But, really, as said on MTP (which had some excellent arguments for once), if egomania was a deal breaker, we could never elect a prez!

bjkeefe said...


Regarding your first point, I can only say I hope you live in a locality where the race for the electoral votes won't be close. As bad as Hillary is, or might be, she is still light-years better than St. Maverick. I sympathize with your protest vote, but I hope you'll reconsider if things get close.

Regarding your second: I dunno. Following from my argument in the original post, I'd buy such an attitude more if Nader participated in the primaries, even if he really believes the two-party system is the main problem. He could run for the Democratic nomination and then run as a third-party candidate if (when) he didn't win, and I'd find that a lot more credible. It doesn't take a ton of money to participate at least through Iowa and New Hampshire, and as Mike Huckabee showed, you're guaranteed to get plenty of press attention while so doing. To jump into the fray only during the general smacks of a publicity stunt, at best, and suggests a spoiled child who won't play by the rules, if I want to be less charitable.

I don't think he is purely ego-driven, at least not to the extent of, say, Ross Perot, but I do think he's got an inflated sense of the worth of his own take on how to fix the problems with our political system. What Obama said about him -- "My sense is that Mr. Nader is somebody who, if you don't listen and adopt all of his policies, thinks you're not substantive" -- certainly rang true.

As a test of ego, imagine the following: Bloomberg says he wants to run, he'll pay all the bills, adopt every plank in Nader's program, and he wants Nader to be his VP. Think Ralph would accept?

Adam said...

At least Perot got more than 10% of the vote once.

bjkeefe said...

Your statement seems to imply that the voting public's momentary tastes are always worthy, a premise I dismiss out of hand.

Adam said...

Not really what I was getting at.

My point was more that at least Perot's egomania was grounded in the reality that not only did he play a roil as a spoiler in a super-tight election, but that he actually managed to build his own constituency (which you and I both find highly questionable) that was able to obtain the votes of nearly 19% of the electorate.

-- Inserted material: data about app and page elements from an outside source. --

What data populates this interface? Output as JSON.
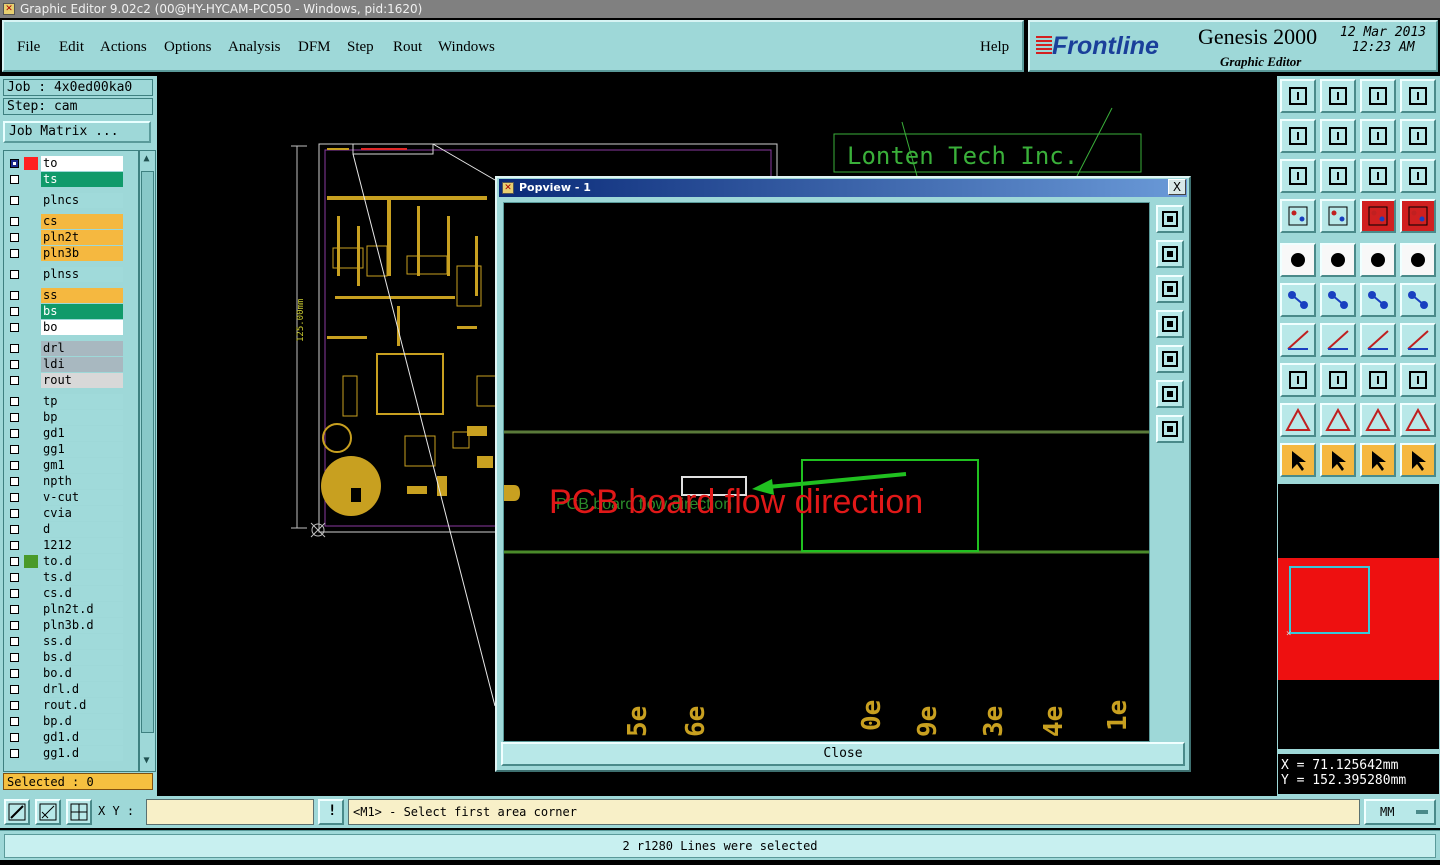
{
  "window": {
    "title": "Graphic Editor 9.02c2 (00@HY-HYCAM-PC050 - Windows, pid:1620)"
  },
  "menu": {
    "items": [
      "File",
      "Edit",
      "Actions",
      "Options",
      "Analysis",
      "DFM",
      "Step",
      "Rout",
      "Windows"
    ],
    "help": "Help"
  },
  "brand": {
    "logo": "Frontline",
    "product": "Genesis 2000",
    "subtitle": "Graphic Editor",
    "date": "12 Mar 2013",
    "time": "12:23 AM",
    "logo_color": "#1a3f9a",
    "accent_color": "#d32020"
  },
  "job": {
    "job_label": "Job : 4x0ed00ka0",
    "step_label": "Step: cam",
    "matrix_button": "Job Matrix ..."
  },
  "layers": [
    {
      "name": "to",
      "color": "#ff2020",
      "bg": "#ffffff",
      "checked": true,
      "pen": true
    },
    {
      "name": "ts",
      "color": "",
      "bg": "#109a6a",
      "checked": false,
      "pen": false
    },
    {
      "name": "plncs",
      "color": "",
      "bg": "#a0dada",
      "checked": false,
      "pen": false,
      "gap": true
    },
    {
      "name": "cs",
      "color": "",
      "bg": "#f5b840",
      "checked": false,
      "pen": true,
      "gap": true
    },
    {
      "name": "pln2t",
      "color": "",
      "bg": "#f5b840",
      "checked": false,
      "pen": false
    },
    {
      "name": "pln3b",
      "color": "",
      "bg": "#f5b840",
      "checked": false,
      "pen": false
    },
    {
      "name": "plnss",
      "color": "",
      "bg": "#a0dada",
      "checked": false,
      "pen": false,
      "gap": true
    },
    {
      "name": "ss",
      "color": "",
      "bg": "#f5b840",
      "checked": false,
      "pen": true,
      "gap": true
    },
    {
      "name": "bs",
      "color": "",
      "bg": "#109a6a",
      "checked": false,
      "pen": false
    },
    {
      "name": "bo",
      "color": "",
      "bg": "#ffffff",
      "checked": false,
      "pen": true
    },
    {
      "name": "drl",
      "color": "",
      "bg": "#a8b8c0",
      "checked": false,
      "pen": false,
      "gap": true
    },
    {
      "name": "ldi",
      "color": "",
      "bg": "#a8b8c0",
      "checked": false,
      "pen": false
    },
    {
      "name": "rout",
      "color": "",
      "bg": "#d8d8d8",
      "checked": false,
      "pen": false
    },
    {
      "name": "tp",
      "color": "",
      "bg": "#a0dada",
      "checked": false,
      "pen": false,
      "gap": true
    },
    {
      "name": "bp",
      "color": "",
      "bg": "#a0dada",
      "checked": false,
      "pen": false
    },
    {
      "name": "gd1",
      "color": "",
      "bg": "#a0dada",
      "checked": false,
      "pen": true
    },
    {
      "name": "gg1",
      "color": "",
      "bg": "#a0dada",
      "checked": false,
      "pen": false
    },
    {
      "name": "gm1",
      "color": "",
      "bg": "#a0dada",
      "checked": false,
      "pen": false
    },
    {
      "name": "npth",
      "color": "",
      "bg": "#a0dada",
      "checked": false,
      "pen": false
    },
    {
      "name": "v-cut",
      "color": "",
      "bg": "#a0dada",
      "checked": false,
      "pen": false
    },
    {
      "name": "cvia",
      "color": "",
      "bg": "#a0dada",
      "checked": false,
      "pen": false
    },
    {
      "name": "d",
      "color": "",
      "bg": "#a0dada",
      "checked": false,
      "pen": false
    },
    {
      "name": "1212",
      "color": "",
      "bg": "#a0dada",
      "checked": false,
      "pen": false
    },
    {
      "name": "to.d",
      "color": "#4a9a2a",
      "bg": "#a0dada",
      "checked": false,
      "pen": true
    },
    {
      "name": "ts.d",
      "color": "",
      "bg": "#a0dada",
      "checked": false,
      "pen": false
    },
    {
      "name": "cs.d",
      "color": "",
      "bg": "#a0dada",
      "checked": false,
      "pen": true
    },
    {
      "name": "pln2t.d",
      "color": "",
      "bg": "#a0dada",
      "checked": false,
      "pen": false
    },
    {
      "name": "pln3b.d",
      "color": "",
      "bg": "#a0dada",
      "checked": false,
      "pen": false
    },
    {
      "name": "ss.d",
      "color": "",
      "bg": "#a0dada",
      "checked": false,
      "pen": true
    },
    {
      "name": "bs.d",
      "color": "",
      "bg": "#a0dada",
      "checked": false,
      "pen": false
    },
    {
      "name": "bo.d",
      "color": "",
      "bg": "#a0dada",
      "checked": false,
      "pen": true
    },
    {
      "name": "drl.d",
      "color": "",
      "bg": "#a0dada",
      "checked": false,
      "pen": false
    },
    {
      "name": "rout.d",
      "color": "",
      "bg": "#a0dada",
      "checked": false,
      "pen": false
    },
    {
      "name": "bp.d",
      "color": "",
      "bg": "#a0dada",
      "checked": false,
      "pen": false
    },
    {
      "name": "gd1.d",
      "color": "",
      "bg": "#a0dada",
      "checked": false,
      "pen": true
    },
    {
      "name": "gg1.d",
      "color": "",
      "bg": "#a0dada",
      "checked": false,
      "pen": false
    }
  ],
  "selected_label": "Selected : 0",
  "canvas": {
    "company_text": "Lonten Tech Inc.",
    "dimension_label": "125.00mm"
  },
  "popview": {
    "title": "Popview - 1",
    "close_x": "X",
    "annotation": "PCB board flow direction",
    "annotation_color": "#e01818",
    "pad_labels": [
      "5e",
      "6e",
      "0e",
      "9e",
      "3e",
      "4e",
      "1e"
    ],
    "close_button": "Close"
  },
  "coords": {
    "x_label": "X = 71.125642mm",
    "y_label": "Y = 152.395280mm"
  },
  "bottom": {
    "xy_label": "X Y :",
    "xy_value": "",
    "info_icon": "!",
    "message": "<M1> - Select first area corner",
    "units": "MM",
    "status": "2 r1280 Lines were selected"
  }
}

I don't doubt his megalomania, but at least the facts on the ground were more conducive to him rationally arguing that he was successfully building a political third way, and would seem to have justified his decision to run again in '96.

And further, after worse results the second time around he finally did pack it in.

None of these elements can Nader claim; he has never generated anything but a tiny amount of political support from a fraction of the electorate clearly aligned with most of his own interests, and yet he persists in running in election after election.

Compared to Nader, Perot looks like humble, frankly.

bjkeefe said...

Ah, now I see what you meant. Good points about his ability to build a constituency, and the justification from that for a second run.

And given that he did win 19% of the vote, it's probably fair to say that not everyone who voted for him was a moron. I do know one or two people who joined his party, one of them even running for office as the candidate for United We Stand. (He's not my friend as much anymore -- too many fund-raising letters. ;^) )

I don't know if I'd go so far as to say Nader "never generated anything but a tiny amount of political support," though. Wikipedia gives some non-trivial numbers, and no one will ever forget that he won enough in 2000 to be a spoiler.

But ultimately, I cannot disagree that Nader's ego probably dwarfs even Perot's.